Citing the rising cost of health care, many companies have started charging elderly retirees for the health benefits they once received for free. A spokesperson for The American Benefits Council, a corporate advocacy group, says companies that provide benefits are still "the good guys," paying for health care even though they are not legally required to do so.
The workers and union representatives interviewed here contend that these benefits are hardly a corporate "perk," but the result of contracts negotiated decades ago. Many workers gave up raises and other immediate benefits for the guarantee of health care in their old age.
Some of the retirees featured have seen their monthly fees go from nothing to a hundred dollars to more than a thousand dollars. According to Wall Street Journal reporter Ellen Schultz, these fees have grown far faster than the costs of health care. In fact, some companies are purposely raising the costs of their benefits packages to astronomical rates so that the elderly will drop out of the plan and save the corporation the money budgeted for each retiree. It's an easy way to remove a liability from the corporate bottom line.
Other corporations are acting ever more aggressively toward seniors. If someone complains about rising costs, the company preemptively sues them. This increases the company's chances of having their cases heard in a business-friendly court. From a perverse angle, it's a win-win situation for the corporation. It's a good way to frighten and silence potential complainers. It also forces retirees to spend time and money in court just to get the benefits they thought they deserved in the first place. And if this doesn't sound heartless enough, the corporations tend to drag out the legal processes as long as possible. Many litigants are 80 or older, so if the corporations wait long enough, the seniors will die before their case is heard.
Tonight's other highlights
- Junior barristers on "Joan of Arcadia" (7 p.m., CBS).
- Scheduled on "Dateline" (7 p.m., NBC): a Florida medical examiner accused of poisoning his wife.
- Isaac Hayes guest stars on "Bernie Mac" (7 p.m., Fox).
- Homicide caught on tape on "JAG" (8 p.m., CBS).
- On back-to-back episodes of "Arrested Development" (Fox), Gob pretends to lead (8 p.m.), bad news about Dad (8:30 p.m.).
- A new formula casts doubts on an old conviction on "Numb3rs" (9 p.m., CBS).

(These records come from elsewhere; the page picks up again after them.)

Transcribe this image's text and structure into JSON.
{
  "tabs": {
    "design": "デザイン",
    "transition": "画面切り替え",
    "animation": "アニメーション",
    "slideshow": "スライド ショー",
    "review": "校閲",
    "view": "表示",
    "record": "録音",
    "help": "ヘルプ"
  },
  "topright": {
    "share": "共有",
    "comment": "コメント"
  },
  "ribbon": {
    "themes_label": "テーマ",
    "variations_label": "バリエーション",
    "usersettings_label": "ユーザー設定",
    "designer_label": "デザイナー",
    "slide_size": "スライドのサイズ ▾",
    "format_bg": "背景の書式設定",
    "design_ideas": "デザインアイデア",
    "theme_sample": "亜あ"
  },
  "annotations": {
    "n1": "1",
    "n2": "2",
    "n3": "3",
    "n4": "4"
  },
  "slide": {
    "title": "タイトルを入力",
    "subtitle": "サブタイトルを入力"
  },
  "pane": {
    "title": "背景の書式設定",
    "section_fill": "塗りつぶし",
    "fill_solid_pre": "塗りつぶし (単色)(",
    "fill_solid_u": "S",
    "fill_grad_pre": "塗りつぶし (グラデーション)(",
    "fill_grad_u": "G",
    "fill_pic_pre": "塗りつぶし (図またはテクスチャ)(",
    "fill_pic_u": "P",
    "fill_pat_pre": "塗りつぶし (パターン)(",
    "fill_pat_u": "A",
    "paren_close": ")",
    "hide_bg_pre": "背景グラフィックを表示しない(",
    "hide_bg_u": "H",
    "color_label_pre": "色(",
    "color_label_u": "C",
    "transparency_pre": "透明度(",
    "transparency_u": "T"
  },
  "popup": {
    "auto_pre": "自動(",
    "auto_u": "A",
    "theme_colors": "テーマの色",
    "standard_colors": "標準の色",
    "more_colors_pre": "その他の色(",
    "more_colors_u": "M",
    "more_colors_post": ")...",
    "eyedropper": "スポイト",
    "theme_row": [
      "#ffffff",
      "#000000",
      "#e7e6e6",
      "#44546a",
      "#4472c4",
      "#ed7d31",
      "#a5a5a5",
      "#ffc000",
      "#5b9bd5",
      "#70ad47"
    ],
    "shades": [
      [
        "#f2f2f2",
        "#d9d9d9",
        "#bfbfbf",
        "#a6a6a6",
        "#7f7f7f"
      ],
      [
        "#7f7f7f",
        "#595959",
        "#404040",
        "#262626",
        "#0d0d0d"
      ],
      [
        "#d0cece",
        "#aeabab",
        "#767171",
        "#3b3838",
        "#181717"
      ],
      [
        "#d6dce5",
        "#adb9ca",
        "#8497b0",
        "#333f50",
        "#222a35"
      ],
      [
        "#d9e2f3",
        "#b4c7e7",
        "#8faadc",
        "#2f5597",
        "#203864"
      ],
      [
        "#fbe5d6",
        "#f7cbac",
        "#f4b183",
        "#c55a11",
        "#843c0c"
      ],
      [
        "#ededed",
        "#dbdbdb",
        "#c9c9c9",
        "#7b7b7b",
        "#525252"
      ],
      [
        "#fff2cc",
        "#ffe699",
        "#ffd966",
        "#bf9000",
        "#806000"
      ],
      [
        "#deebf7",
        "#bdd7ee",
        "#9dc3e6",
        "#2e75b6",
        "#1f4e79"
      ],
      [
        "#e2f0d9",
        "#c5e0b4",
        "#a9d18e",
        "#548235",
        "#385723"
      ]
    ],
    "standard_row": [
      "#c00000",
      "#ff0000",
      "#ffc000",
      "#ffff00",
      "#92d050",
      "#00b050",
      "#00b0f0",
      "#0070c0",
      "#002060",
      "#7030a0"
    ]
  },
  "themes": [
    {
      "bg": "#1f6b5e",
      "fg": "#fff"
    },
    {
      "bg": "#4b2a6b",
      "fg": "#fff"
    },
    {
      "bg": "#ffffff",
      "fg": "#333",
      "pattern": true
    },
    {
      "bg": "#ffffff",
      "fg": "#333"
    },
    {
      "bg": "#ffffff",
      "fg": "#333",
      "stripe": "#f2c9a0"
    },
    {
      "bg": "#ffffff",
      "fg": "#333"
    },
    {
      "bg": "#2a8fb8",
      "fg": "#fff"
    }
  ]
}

- An NBA player is accused of murder on "Law & Order: Trial By Jury" (9 p.m., NBC).
- Scheduled on "20/20" (9 p.m., ABC): an interview with Rosie O'Donnell.
- The battle with the Cylons continues as the first season of "Battlestar Galactica" (9 p.m., Sci Fi) concludes.
On back-to-back episodes of "8 Simple Rules" (ABC), faculty battles (7 p.m.), CJ's net loss (7:30 p.m.) ... Viewers chose tonight's repeat of "Star Trek: Enterprise" (7 p.m., UPN) ... On back-to-back episodes of "What I Like About You" (WB), fibs (7 p.m.), Luke Perry (7:30 p.m.).
King-sized problems on "Malcolm in the Middle" (7:30 p.m., Fox).
Lisa Marie Presley, Ahmed Ibrahim and Jake Johannsen appear on "Late Show with David Letterman" (10:35 p.m., CBS) ... Jay Leno is host to Steve Zahn, Paula Abdul and 112 on "The Tonight Show" (10:35 p.m., NBC) ... Amy Brenneman, Patton Oswalt and Brazilian Girls appear on "Jimmy Kimmel Live" (11:05 p.m., ABC).
Pamela Anderson chats on "Late Night with Conan O'Brien" (11:35 p.m., NBC) ... Craig Ferguson is host to Carla Gugino, Regina King and Elon Gold on "The Late, Late Show" (11:37 p.m., CBS).